An archaeological dig in Augusta, in West Australia‘s South West, has uncovered evidence of Noongar habitation dating back an estimated 9,200 years.
Wadandi custodians led researchers to the site, a granite outcrop overlooking Flinders Bay in Augusta. Stone configurations and grooves consistent with methods of grinding stones to make implements were discovered during preliminary diggings.
Following the discovery of the site’s cultural importance, efforts were made to avoid additional deterioration caused by four-wheel-drive vehicles traveling over the region to access popular fishing spots.
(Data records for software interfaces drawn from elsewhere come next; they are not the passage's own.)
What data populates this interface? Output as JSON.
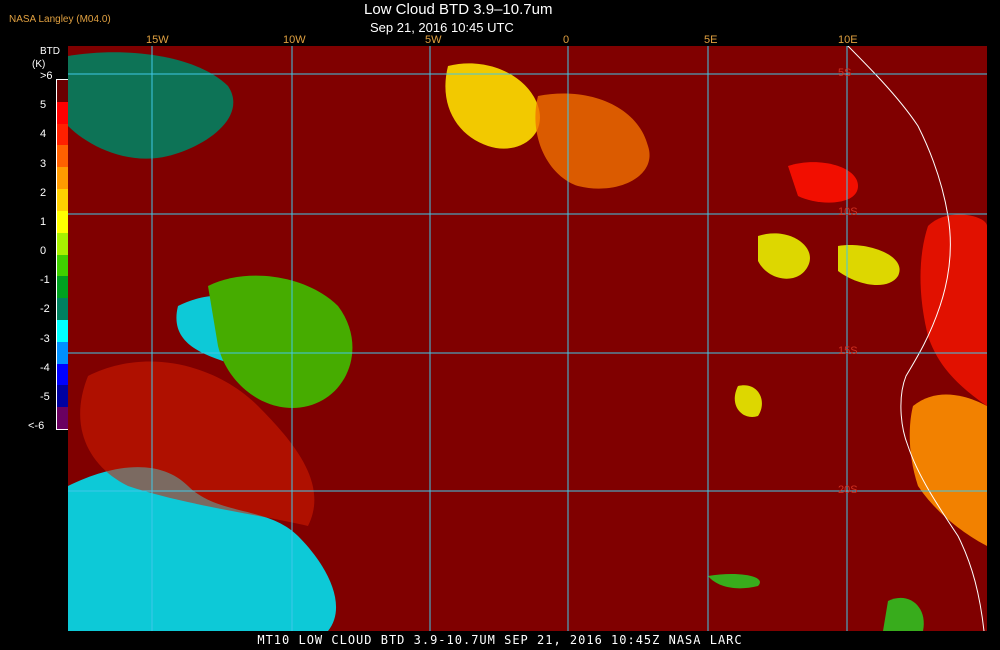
{
  "header": {
    "credit": "NASA Langley (M04.0)",
    "title": "Low Cloud BTD 3.9–10.7um",
    "subtitle": "Sep 21, 2016 10:45 UTC"
  },
  "legend": {
    "unit_line1": "BTD",
    "unit_line2": "(K)",
    "labels": [
      ">6",
      "5",
      "4",
      "3",
      "2",
      "1",
      "0",
      "-1",
      "-2",
      "-3",
      "-4",
      "-5",
      "<-6"
    ],
    "colors": [
      "#6a0000",
      "#ff0000",
      "#ff2000",
      "#ff6000",
      "#ff9a00",
      "#ffd000",
      "#ffff00",
      "#a8f000",
      "#40d000",
      "#00a020",
      "#008060",
      "#00ffff",
      "#0090ff",
      "#0000ff",
      "#0000a0",
      "#6a0060"
    ]
  },
  "map": {
    "background": "#800000",
    "grid_color": "#40c8e8",
    "lon_labels": [
      "15W",
      "10W",
      "5W",
      "0",
      "5E",
      "10E"
    ],
    "lat_labels": [
      "5S",
      "10S",
      "15S",
      "20S"
    ]
  },
  "footer": {
    "text": "MT10   LOW CLOUD BTD 3.9-10.7UM   SEP 21, 2016 10:45Z   NASA LARC"
  }
}
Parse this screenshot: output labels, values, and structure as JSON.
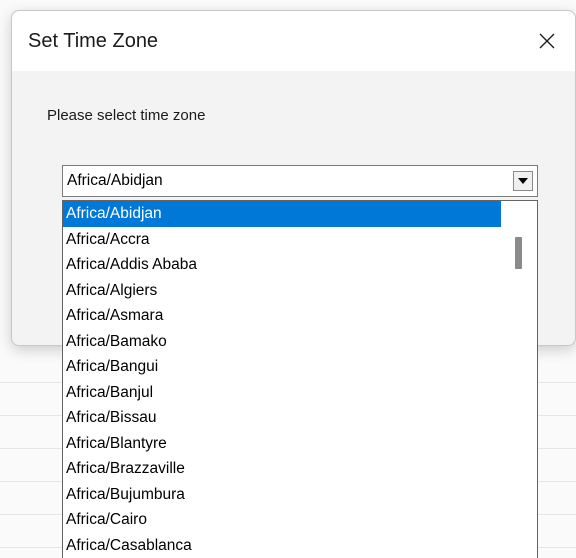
{
  "dialog": {
    "title": "Set Time Zone",
    "prompt": "Please select time zone",
    "close_icon": "close-icon"
  },
  "combo": {
    "value": "Africa/Abidjan",
    "arrow_icon": "chevron-down-icon"
  },
  "list": {
    "selected_index": 0,
    "items": [
      "Africa/Abidjan",
      "Africa/Accra",
      "Africa/Addis Ababa",
      "Africa/Algiers",
      "Africa/Asmara",
      "Africa/Bamako",
      "Africa/Bangui",
      "Africa/Banjul",
      "Africa/Bissau",
      "Africa/Blantyre",
      "Africa/Brazzaville",
      "Africa/Bujumbura",
      "Africa/Cairo",
      "Africa/Casablanca"
    ]
  },
  "colors": {
    "selection": "#0078d7",
    "dialog_bg": "#f3f3f3"
  }
}
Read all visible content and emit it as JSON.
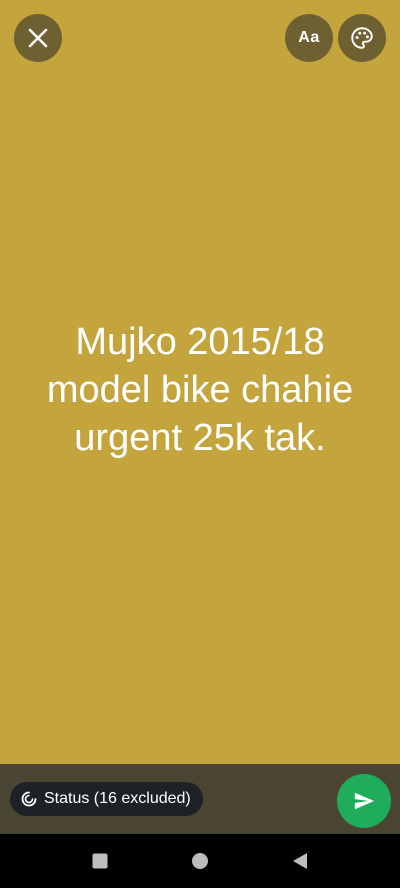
{
  "status_text": {
    "lines": [
      "Mujko 2015/18",
      "model bike chahie",
      "urgent 25k tak."
    ]
  },
  "toolbar": {
    "font_label": "Aa"
  },
  "audience": {
    "label": "Status (16 excluded)"
  },
  "colors": {
    "background": "#c4a53d",
    "bottom_bar": "#4a4532",
    "send_button": "#1fad5c",
    "pill": "#1e2226"
  },
  "icons": {
    "close": "close-icon",
    "palette": "palette-icon",
    "audience": "status-ring-icon",
    "send": "send-icon",
    "recents": "square-icon",
    "home": "circle-icon",
    "back": "triangle-back-icon"
  }
}
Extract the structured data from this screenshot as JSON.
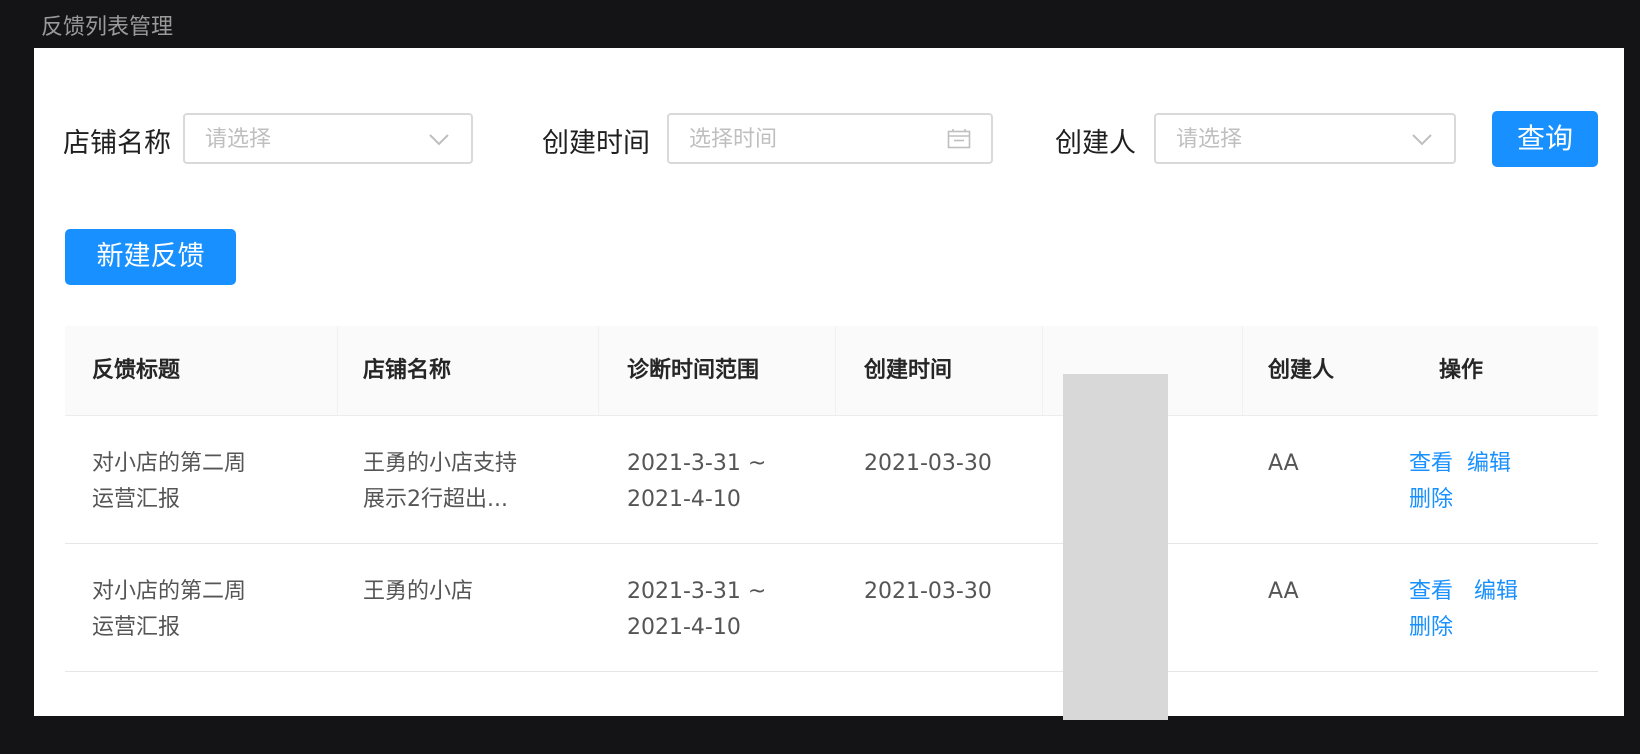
{
  "page": {
    "title": "反馈列表管理"
  },
  "filters": {
    "shop": {
      "label": "店铺名称",
      "placeholder": "请选择"
    },
    "created_time": {
      "label": "创建时间",
      "placeholder": "选择时间"
    },
    "creator": {
      "label": "创建人",
      "placeholder": "请选择"
    },
    "query_label": "查询"
  },
  "actions": {
    "new_label": "新建反馈"
  },
  "table": {
    "columns": [
      "反馈标题",
      "店铺名称",
      "诊断时间范围",
      "创建时间",
      "创建人",
      "操作"
    ],
    "rows": [
      {
        "title": [
          "对小店的第二周",
          "运营汇报"
        ],
        "shop": [
          "王勇的小店支持",
          "展示2行超出..."
        ],
        "range": [
          "2021-3-31 ~",
          "2021-4-10"
        ],
        "created": "2021-03-30",
        "creator": "AA",
        "ops": {
          "view": "查看",
          "edit": "编辑",
          "delete": "删除"
        }
      },
      {
        "title": [
          "对小店的第二周",
          "运营汇报"
        ],
        "shop": [
          "王勇的小店"
        ],
        "range": [
          "2021-3-31 ~",
          "2021-4-10"
        ],
        "created": "2021-03-30",
        "creator": "AA",
        "ops": {
          "view": "查看",
          "edit": "编辑",
          "delete": "删除"
        }
      }
    ]
  },
  "colors": {
    "primary": "#1890ff",
    "background": "#141417",
    "panel": "#ffffff",
    "header_bg": "#fafafa",
    "placeholder": "#bfbfbf",
    "gray_column": "#d8d8d8"
  },
  "icons": {
    "shop_select": "chevron-down-icon",
    "time_picker": "calendar-icon",
    "creator_select": "chevron-down-icon"
  }
}
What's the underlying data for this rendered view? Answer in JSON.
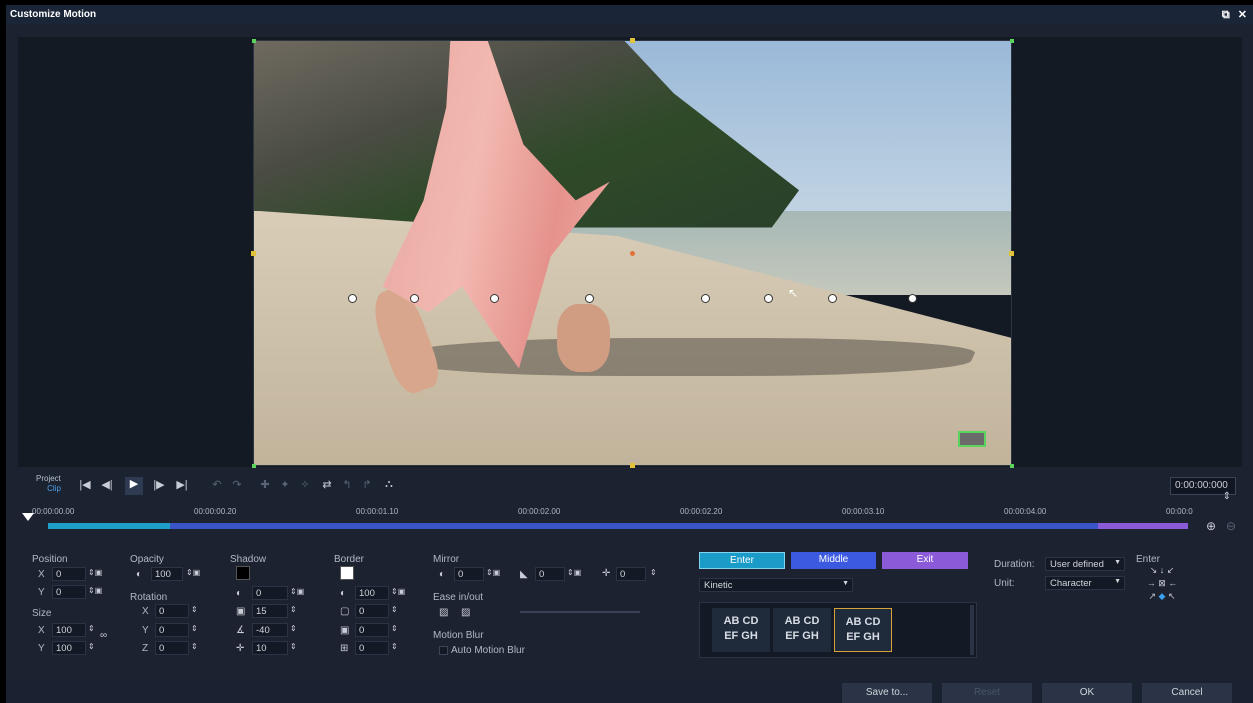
{
  "window": {
    "title": "Customize Motion",
    "restore_icon": "restore-icon",
    "close_icon": "close-icon",
    "restore_glyph": "⧉",
    "close_glyph": "✕"
  },
  "transport": {
    "project_label": "Project",
    "clip_label": "Clip",
    "timecode": "0:00:00:000"
  },
  "timeline": {
    "ruler": [
      "00:00:00.00",
      "00:00:00.20",
      "00:00:01.10",
      "00:00:02.00",
      "00:00:02.20",
      "00:00:03.10",
      "00:00:04.00",
      "00:00:0"
    ]
  },
  "position": {
    "title": "Position",
    "x_label": "X",
    "x": "0",
    "y_label": "Y",
    "y": "0"
  },
  "size": {
    "title": "Size",
    "x_label": "X",
    "x": "100",
    "y_label": "Y",
    "y": "100"
  },
  "opacity": {
    "title": "Opacity",
    "value": "100"
  },
  "rotation": {
    "title": "Rotation",
    "x_label": "X",
    "x": "0",
    "y_label": "Y",
    "y": "0",
    "z_label": "Z",
    "z": "0"
  },
  "shadow": {
    "title": "Shadow",
    "color": "#000000",
    "opacity": "0",
    "blur": "15",
    "angle": "-40",
    "distance": "10"
  },
  "border": {
    "title": "Border",
    "color": "#ffffff",
    "opacity": "100",
    "width": "0",
    "v1": "0",
    "v2": "0"
  },
  "mirror": {
    "title": "Mirror",
    "v1": "0",
    "v2": "0",
    "v3": "0"
  },
  "ease": {
    "title": "Ease in/out"
  },
  "motion_blur": {
    "title": "Motion Blur",
    "auto_label": "Auto Motion Blur"
  },
  "anim_tabs": {
    "enter": "Enter",
    "middle": "Middle",
    "exit": "Exit"
  },
  "style_select": "Kinetic",
  "presets": [
    {
      "line1": "AB CD",
      "line2": "EF GH"
    },
    {
      "line1": "AB CD",
      "line2": "EF GH"
    },
    {
      "line1": "AB CD",
      "line2": "EF GH"
    }
  ],
  "duration": {
    "label": "Duration:",
    "value": "User defined"
  },
  "unit": {
    "label": "Unit:",
    "value": "Character"
  },
  "direction": {
    "label": "Enter"
  },
  "buttons": {
    "save_to": "Save to...",
    "reset": "Reset",
    "ok": "OK",
    "cancel": "Cancel"
  },
  "colors": {
    "enter": "#1a9bc8",
    "middle": "#3b5ae0",
    "exit": "#8a5ad8"
  }
}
Lead archeologist David Guilfoyle told the ABC that the initial dig site was limited to an area the size of a ‘telephone box’.
“We retrieved cultural objects and artifacts and organic material in conjunction that was sent to New Zealand for radiocarbon dating. We did get a result showing some of those cultural artifacts date back to 9,200 years ago.” Mr. Guilfoyle said.
Mr. Guilfoyle described the findings as significant, noting that they provided a chance to create a visual representation of the location and surrounding terrain.
Mr. Guilfoyle said the ocean was farther away back then, and people would live on this granite ridge, which overlooks a huge coastal plain that is nearly submerged today.
Augusta Margaret River County Sustainability Director Nick Logan said that although the temporary four-wheel drive track has been closed, the area around the site and the passage to Flinders Bay are still open to the public.
“What we are looking at is how access to the site can best be managed into the future,” he said.
“There is certainly a level of significance in the area and we have a really good idea about what the values of the site are for the traditional owners.”